*** Input material ***

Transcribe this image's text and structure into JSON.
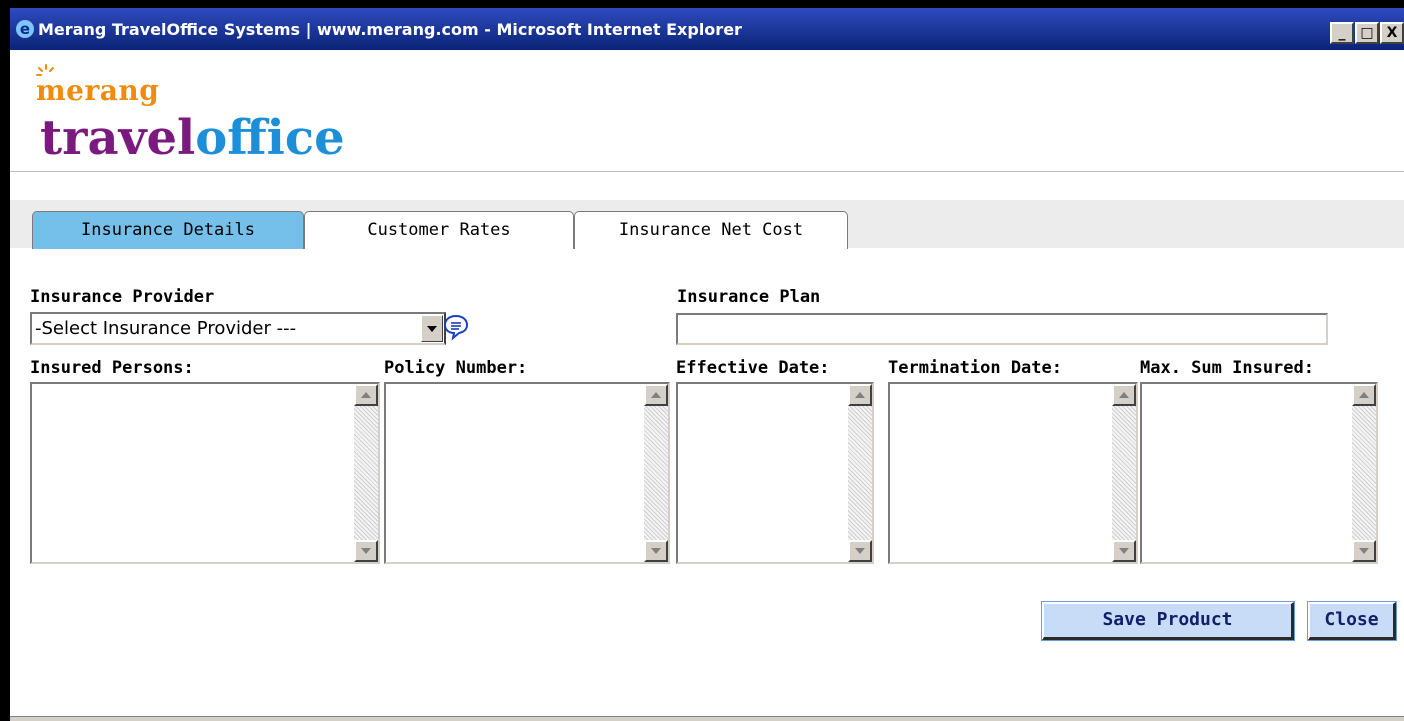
{
  "window": {
    "title": "Merang TravelOffice Systems | www.merang.com - Microsoft Internet Explorer",
    "ie_icon": "e",
    "min_glyph": "_",
    "max_glyph": "□",
    "close_glyph": "X"
  },
  "logo": {
    "line1": "merang",
    "line2a": "travel",
    "line2b": "office"
  },
  "tabs": [
    {
      "label": "Insurance Details",
      "active": true
    },
    {
      "label": "Customer Rates",
      "active": false
    },
    {
      "label": "Insurance Net Cost",
      "active": false
    }
  ],
  "form": {
    "provider_label": "Insurance Provider",
    "provider_value": "-Select Insurance Provider ---",
    "plan_label": "Insurance Plan",
    "plan_value": "",
    "columns": [
      {
        "label": "Insured Persons:",
        "value": ""
      },
      {
        "label": "Policy Number:",
        "value": ""
      },
      {
        "label": "Effective Date:",
        "value": ""
      },
      {
        "label": "Termination Date:",
        "value": ""
      },
      {
        "label": "Max. Sum Insured:",
        "value": ""
      }
    ]
  },
  "buttons": {
    "save": "Save Product",
    "close": "Close"
  },
  "icons": {
    "window": "ie-icon",
    "help": "speech-bubble-icon",
    "logo_sun": "sun-icon"
  },
  "colors": {
    "title_bar": "#1e3a9a",
    "active_tab": "#74c0ea",
    "logo_orange": "#ef8b0e",
    "logo_purple": "#7b1a7e",
    "logo_blue": "#1c8fd8",
    "button_bg": "#c8dcf7",
    "button_text": "#10216a"
  }
}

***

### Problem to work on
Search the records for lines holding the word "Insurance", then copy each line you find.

### Result of the exercise
      "label": "Insurance Details",
      "label": "Insurance Net Cost",
    "provider_label": "Insurance Provider",
    "provider_value": "-Select Insurance Provider ---",
    "plan_label": "Insurance Plan",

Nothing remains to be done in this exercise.